IN THE JUNE 2008 ISSUE OF "HEMATOLOGIC CANCER NEWS" PUBLISHED BY THE LEUKEMIA & LYMPHOMA SOCIETY I FIND PROMISING NEWS FOR THE TYPE OF LYMPHOMA THAT MY HUSBAND HAS. WE ARE PRAYING THAT THE STEM CELL TRANSPLANT WILL CURE CHARLIE'S MANTLE CELL LYMPHOMA OR PUT IT IN A LONG TERM REMISSION, BUT IF THE LYMPHOMA COMES BACK THERE IS ANOTHER ALTERNATIVE THAT COULD BE USED. THAT IS ENCOURAGING TO ME. THE FOLLOWING IS THE ARTICLE THAT APPEARED IN THE MAGAZINE.
Promising News from ASCO
From targeted therapies to tailored medicine, the recent American Society of Clinical Oncology (ASCO) annual meeting featured the latest in potentially lifesaving blood cancer therapies.
The Chicago conference drew thousands of the world's top oncologists and researchers, and they weren't disappointed. The science of cancer is evolving quickly - with LLS-funded researchers in the lead, said Barton Kamen, M.D., Ph.D., LLS chief medical officer.
"The scientists are giving us tsunamis of data," Dr. Kamen said. "Our job now is to find and interpret the most useful information. Clearly the thrust of the ASCO presentations was how we can best tailor therapies to the individual patient."
Meeting highlights included:
A Phase I clinical trial of the drug ABT-263, which accelerates cell death, was particularly promising among patients with chronic lymphocytic leukemia (CLL) and small lymphocytic lymphoma. Researchers included Owen O'Connor, M.D., Ph.D., of Columbia University, and John Leonard, M.D., of Weill Medical College of Cornell University, both recipients of LLS funding.
In clinical trials, the drug dasatinib (Sprycel®) was shown to produce complete cytogenetic remissions in 53 percent of patients with chronic phase chronic myelogenous leukemia (CML) and 46 percent in lymphoid blast phase.
New strategies to destroy the stem cells that cause CML and other leukemias.
Positive reports on a class of drugs that target a molecule called mTOR, which seems to be involved in many cancers, including blood cancers. One of these drugs, temsirolimus, appears effective against mantle cell lymphoma and other forms of non-Hodgkin lymphoma (NHL).

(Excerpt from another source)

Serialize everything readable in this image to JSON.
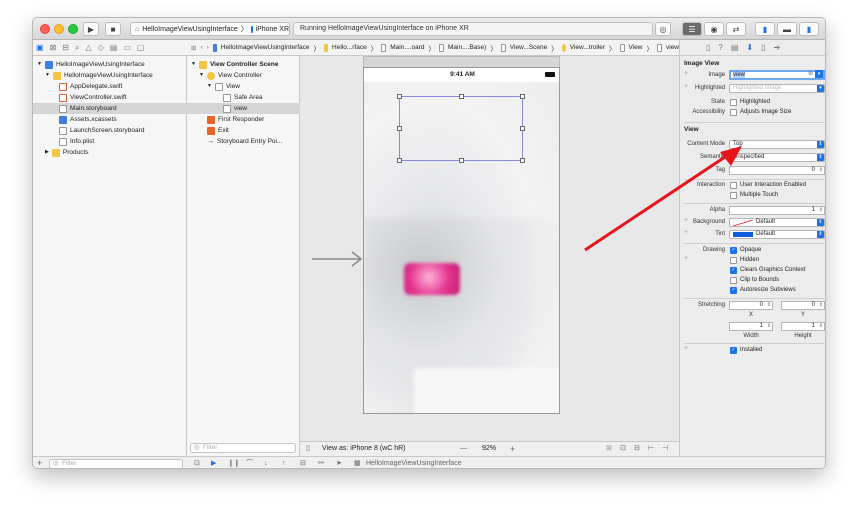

LLS-funded John Timmerman, M.D., of UCLA School of Medicine, John Byrd, M.D., of The Ohio State University College of Medicine, and John Pagel, M.D., Fred Hutchinson Cancer Center, led a trial that evaluated a new lymphoma treatment that combined Rituxan® with an IL-21 molecule that activates immune cells, enhancing Rituxan's anti-lymphoma activity. Side effects were few and a third of the patients showed signs of improvement.
A study showed that a drug cocktail of lenalidomide (Revlimid®) and low-dose dexamethasone was superior in increasing overall survival than lenalidomide and high (standard) dose dexamethasone. Using less dexamethasone also cuts down on side effects.